Dataset items
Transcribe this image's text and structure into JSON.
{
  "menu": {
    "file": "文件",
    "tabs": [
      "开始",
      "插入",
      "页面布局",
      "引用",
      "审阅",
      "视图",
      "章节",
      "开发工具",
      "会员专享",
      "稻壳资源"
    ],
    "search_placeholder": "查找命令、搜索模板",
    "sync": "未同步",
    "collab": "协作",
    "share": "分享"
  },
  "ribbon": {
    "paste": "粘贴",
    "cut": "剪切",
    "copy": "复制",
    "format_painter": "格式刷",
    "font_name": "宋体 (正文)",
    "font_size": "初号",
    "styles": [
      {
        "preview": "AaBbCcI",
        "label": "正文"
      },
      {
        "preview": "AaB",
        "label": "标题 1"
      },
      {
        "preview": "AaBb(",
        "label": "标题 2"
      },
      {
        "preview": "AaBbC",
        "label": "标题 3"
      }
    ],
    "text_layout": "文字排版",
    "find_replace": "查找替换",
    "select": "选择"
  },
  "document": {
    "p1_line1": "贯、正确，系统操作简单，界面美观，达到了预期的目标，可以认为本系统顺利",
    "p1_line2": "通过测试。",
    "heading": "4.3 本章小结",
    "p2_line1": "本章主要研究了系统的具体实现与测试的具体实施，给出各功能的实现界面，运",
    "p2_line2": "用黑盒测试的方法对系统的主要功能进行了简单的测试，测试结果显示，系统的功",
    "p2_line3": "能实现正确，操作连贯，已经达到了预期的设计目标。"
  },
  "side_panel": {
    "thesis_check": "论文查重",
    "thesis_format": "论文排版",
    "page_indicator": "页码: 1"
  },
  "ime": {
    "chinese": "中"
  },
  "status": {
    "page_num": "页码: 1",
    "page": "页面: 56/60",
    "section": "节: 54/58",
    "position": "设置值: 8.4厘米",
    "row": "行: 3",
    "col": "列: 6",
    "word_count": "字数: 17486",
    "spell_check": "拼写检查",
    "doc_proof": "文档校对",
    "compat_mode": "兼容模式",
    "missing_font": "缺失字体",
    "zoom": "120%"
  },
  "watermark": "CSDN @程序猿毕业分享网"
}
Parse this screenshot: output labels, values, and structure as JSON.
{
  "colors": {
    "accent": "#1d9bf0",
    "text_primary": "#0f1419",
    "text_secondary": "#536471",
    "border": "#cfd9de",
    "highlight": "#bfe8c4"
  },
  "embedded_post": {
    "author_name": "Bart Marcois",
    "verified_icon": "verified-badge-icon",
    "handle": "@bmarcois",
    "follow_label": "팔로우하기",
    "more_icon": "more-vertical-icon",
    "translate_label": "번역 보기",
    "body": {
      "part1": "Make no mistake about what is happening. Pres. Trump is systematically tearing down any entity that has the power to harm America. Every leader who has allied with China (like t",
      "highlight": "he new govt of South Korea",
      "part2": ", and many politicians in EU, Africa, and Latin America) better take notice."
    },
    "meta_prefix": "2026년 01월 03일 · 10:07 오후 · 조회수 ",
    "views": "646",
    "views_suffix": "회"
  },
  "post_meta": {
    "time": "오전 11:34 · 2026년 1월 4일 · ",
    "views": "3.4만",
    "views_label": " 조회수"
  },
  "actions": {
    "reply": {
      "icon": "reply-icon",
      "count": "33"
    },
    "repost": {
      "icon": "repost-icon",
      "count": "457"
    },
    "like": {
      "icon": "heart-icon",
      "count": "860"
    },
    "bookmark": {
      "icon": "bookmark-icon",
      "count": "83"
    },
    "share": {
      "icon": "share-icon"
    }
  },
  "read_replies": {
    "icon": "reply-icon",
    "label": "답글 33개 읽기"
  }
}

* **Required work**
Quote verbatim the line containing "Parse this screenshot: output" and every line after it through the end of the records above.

* **Response to the exercise**
Parse this screenshot: output labels, values, and structure as JSON.
{
  "colors": {
    "accent": "#1d9bf0",
    "text_primary": "#0f1419",
    "text_secondary": "#536471",
    "border": "#cfd9de",
    "highlight": "#bfe8c4"
  },
  "embedded_post": {
    "author_name": "Bart Marcois",
    "verified_icon": "verified-badge-icon",
    "handle": "@bmarcois",
    "follow_label": "팔로우하기",
    "more_icon": "more-vertical-icon",
    "translate_label": "번역 보기",
    "body": {
      "part1": "Make no mistake about what is happening. Pres. Trump is systematically tearing down any entity that has the power to harm America. Every leader who has allied with China (like t",
      "highlight": "he new govt of South Korea",
      "part2": ", and many politicians in EU, Africa, and Latin America) better take notice."
    },
    "meta_prefix": "2026년 01월 03일 · 10:07 오후 · 조회수 ",
    "views": "646",
    "views_suffix": "회"
  },
  "post_meta": {
    "time": "오전 11:34 · 2026년 1월 4일 · ",
    "views": "3.4만",
    "views_label": " 조회수"
  },
  "actions": {
    "reply": {
      "icon": "reply-icon",
      "count": "33"
    },
    "repost": {
      "icon": "repost-icon",
      "count": "457"
    },
    "like": {
      "icon": "heart-icon",
      "count": "860"
    },
    "bookmark": {
      "icon": "bookmark-icon",
      "count": "83"
    },
    "share": {
      "icon": "share-icon"
    }
  },
  "read_replies": {
    "icon": "reply-icon",
    "label": "답글 33개 읽기"
  }
}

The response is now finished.